WASHINGTON (CNN) - Sarah Palin has launched a new political action committee called SarahPac, signaling that the Alaska Governor intends to remain a player in national politics even after her failed bid to become the country’s first female vice president.
"SarahPac will support local and national candidates who share Gov. Palin's ideas and goals for our country," says the PAC’s Web site, which promises that Palin will be "a strong voice for energy independence and reform."
A spokesperson for SarahPac confirmed that Palin is behind the group and said it was registered with the Federal Election Commission on Monday evening. The Web site went live on Tuesday morning and is already soliciting donations.
"The PAC is a smart thing to do because she’s getting so many speaking requests still, so if she gets a request from, say, Bob McDonnell in Virginia, she could do that travel out of her PAC money,” explained the spokesperson, noting that Palin has been in high demand from Republicans around the country since the campaign ended.

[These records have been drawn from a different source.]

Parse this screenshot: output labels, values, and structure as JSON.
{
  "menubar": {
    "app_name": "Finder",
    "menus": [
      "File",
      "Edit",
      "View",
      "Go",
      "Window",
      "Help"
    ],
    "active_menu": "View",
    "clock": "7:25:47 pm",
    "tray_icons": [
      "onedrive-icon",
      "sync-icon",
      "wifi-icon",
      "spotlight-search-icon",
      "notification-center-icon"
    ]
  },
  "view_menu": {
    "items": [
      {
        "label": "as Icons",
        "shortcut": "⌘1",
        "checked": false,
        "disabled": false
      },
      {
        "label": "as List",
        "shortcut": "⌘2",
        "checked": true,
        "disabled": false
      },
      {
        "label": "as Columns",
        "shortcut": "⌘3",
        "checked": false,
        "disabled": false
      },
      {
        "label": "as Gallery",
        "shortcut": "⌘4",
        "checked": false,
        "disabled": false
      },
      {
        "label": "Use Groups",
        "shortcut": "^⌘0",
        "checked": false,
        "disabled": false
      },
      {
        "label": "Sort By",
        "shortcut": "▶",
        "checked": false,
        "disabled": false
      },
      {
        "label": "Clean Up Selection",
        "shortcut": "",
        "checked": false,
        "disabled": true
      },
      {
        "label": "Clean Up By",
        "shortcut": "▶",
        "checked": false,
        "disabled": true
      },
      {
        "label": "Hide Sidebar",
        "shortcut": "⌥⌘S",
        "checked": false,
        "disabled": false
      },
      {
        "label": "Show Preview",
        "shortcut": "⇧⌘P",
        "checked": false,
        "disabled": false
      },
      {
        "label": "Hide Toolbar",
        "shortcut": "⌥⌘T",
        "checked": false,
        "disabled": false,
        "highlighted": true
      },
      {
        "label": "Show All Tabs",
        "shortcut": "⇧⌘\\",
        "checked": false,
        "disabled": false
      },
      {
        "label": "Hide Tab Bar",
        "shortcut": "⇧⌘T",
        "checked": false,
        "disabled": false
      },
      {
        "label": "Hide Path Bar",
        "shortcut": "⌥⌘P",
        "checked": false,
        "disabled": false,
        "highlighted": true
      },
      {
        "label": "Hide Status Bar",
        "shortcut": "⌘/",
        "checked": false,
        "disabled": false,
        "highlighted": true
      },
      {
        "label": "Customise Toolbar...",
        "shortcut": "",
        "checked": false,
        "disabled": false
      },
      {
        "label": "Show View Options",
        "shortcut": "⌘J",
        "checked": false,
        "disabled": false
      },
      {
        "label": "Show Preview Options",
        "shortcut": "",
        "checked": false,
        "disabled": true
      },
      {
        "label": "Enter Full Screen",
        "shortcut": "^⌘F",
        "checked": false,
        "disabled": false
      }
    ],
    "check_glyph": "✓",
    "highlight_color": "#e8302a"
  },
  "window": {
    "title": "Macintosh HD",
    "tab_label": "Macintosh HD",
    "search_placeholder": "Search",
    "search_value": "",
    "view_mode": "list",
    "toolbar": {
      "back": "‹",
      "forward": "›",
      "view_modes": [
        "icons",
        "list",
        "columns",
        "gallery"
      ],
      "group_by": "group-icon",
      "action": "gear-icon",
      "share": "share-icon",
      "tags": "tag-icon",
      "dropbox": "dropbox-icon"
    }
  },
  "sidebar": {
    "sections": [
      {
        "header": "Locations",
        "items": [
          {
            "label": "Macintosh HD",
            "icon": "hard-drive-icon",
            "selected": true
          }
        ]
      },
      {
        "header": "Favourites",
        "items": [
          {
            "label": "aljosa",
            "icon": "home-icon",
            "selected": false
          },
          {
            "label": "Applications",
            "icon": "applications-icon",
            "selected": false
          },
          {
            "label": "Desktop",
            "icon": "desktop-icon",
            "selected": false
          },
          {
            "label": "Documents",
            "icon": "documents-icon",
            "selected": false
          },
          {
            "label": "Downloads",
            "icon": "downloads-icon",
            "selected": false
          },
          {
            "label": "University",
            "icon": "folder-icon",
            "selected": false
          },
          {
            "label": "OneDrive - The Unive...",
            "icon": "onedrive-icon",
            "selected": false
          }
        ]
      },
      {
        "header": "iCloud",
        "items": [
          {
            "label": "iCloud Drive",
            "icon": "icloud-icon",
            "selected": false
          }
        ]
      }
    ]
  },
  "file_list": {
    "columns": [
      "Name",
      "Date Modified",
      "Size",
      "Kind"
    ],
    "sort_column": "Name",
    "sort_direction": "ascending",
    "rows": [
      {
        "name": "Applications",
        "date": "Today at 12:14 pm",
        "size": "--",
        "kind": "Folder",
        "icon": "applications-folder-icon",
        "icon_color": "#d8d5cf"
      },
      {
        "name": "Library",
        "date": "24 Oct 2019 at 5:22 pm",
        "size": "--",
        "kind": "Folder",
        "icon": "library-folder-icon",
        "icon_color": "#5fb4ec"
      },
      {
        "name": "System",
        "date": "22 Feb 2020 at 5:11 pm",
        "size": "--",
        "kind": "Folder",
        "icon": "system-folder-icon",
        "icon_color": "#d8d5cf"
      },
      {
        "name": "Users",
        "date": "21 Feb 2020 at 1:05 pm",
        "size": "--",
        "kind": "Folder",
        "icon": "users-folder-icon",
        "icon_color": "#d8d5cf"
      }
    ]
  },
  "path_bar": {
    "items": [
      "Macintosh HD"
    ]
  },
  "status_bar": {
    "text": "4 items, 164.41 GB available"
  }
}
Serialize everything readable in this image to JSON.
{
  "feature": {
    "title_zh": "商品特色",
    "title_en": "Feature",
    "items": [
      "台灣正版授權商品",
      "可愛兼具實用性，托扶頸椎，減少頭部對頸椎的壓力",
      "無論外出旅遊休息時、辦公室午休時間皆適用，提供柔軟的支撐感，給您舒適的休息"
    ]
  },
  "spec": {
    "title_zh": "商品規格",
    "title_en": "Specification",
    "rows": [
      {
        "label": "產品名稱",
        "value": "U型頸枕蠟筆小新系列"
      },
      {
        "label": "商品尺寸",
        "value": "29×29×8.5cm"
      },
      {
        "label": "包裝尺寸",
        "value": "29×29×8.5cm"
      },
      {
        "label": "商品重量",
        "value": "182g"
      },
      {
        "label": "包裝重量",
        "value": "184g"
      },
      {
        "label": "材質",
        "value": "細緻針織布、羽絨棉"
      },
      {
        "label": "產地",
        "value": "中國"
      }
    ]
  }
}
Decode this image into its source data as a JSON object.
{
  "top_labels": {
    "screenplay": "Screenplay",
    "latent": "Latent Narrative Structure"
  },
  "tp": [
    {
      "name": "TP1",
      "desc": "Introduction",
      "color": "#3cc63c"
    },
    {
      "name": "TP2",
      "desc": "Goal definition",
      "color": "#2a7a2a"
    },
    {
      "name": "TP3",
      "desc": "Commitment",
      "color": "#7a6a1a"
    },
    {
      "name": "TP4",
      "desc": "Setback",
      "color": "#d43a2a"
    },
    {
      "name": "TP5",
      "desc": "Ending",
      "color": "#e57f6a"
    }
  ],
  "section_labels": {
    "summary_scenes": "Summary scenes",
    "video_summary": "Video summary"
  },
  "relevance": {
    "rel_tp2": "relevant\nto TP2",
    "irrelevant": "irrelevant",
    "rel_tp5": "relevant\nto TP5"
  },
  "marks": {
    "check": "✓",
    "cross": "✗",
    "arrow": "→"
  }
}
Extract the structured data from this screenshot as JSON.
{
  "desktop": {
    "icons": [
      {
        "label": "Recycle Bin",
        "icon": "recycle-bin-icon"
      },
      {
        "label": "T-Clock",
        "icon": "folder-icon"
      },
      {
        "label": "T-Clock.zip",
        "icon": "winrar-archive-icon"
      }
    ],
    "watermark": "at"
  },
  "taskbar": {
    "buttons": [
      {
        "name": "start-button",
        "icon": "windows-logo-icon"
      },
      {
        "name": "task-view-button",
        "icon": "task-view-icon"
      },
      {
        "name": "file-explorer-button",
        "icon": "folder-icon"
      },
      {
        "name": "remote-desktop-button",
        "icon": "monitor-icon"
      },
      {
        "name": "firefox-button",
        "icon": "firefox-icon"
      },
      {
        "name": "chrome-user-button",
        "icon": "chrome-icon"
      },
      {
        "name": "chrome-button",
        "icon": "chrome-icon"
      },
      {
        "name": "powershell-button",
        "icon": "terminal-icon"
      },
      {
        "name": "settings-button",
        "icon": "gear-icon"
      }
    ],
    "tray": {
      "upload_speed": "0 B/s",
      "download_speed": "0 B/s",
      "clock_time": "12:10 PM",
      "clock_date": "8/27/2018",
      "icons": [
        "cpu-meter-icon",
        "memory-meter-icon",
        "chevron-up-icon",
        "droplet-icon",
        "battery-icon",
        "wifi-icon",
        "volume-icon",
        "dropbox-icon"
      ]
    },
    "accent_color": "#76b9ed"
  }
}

In December, the governor traveled to Georgia to campaign for Republican Senate candidate Saxby Chambliss in that state's runoff election.
Palin posted a note on her Facebook page Tuesday afternoon promoting her new committee.
"Hi Friends, I wanted you all to be among the first to know that I've launched my new political action committee, SarahPAC, today," the post says, telling supporters to "stay tuned for updates."
The domain name "SarahPac.com" was registered on January 2 to Campaign Solutions, a Web consulting firm in northern Virginia with longstanding ties to John McCain, which processed online donations for the McCain campaign and the Republican National Committee in 2008. The URL is set to expire in 2012, according to online records.
Rebecca Donatelli, the chairman of Campaign Solutions, confirmed her company is working for the group.
Calls to a Palin adviser in Alaska were not immediately returned.
UPDATE: According to a copy the FEC filing, SarahPac's statement of organization was filed by Virginia political consultant Timothy Crawford, who is listed on the paperwork as the group's treasurer. Reached by phone, Crawford told CNN he plans to sit down in the coming weeks with Palin to discuss her plans for the committee.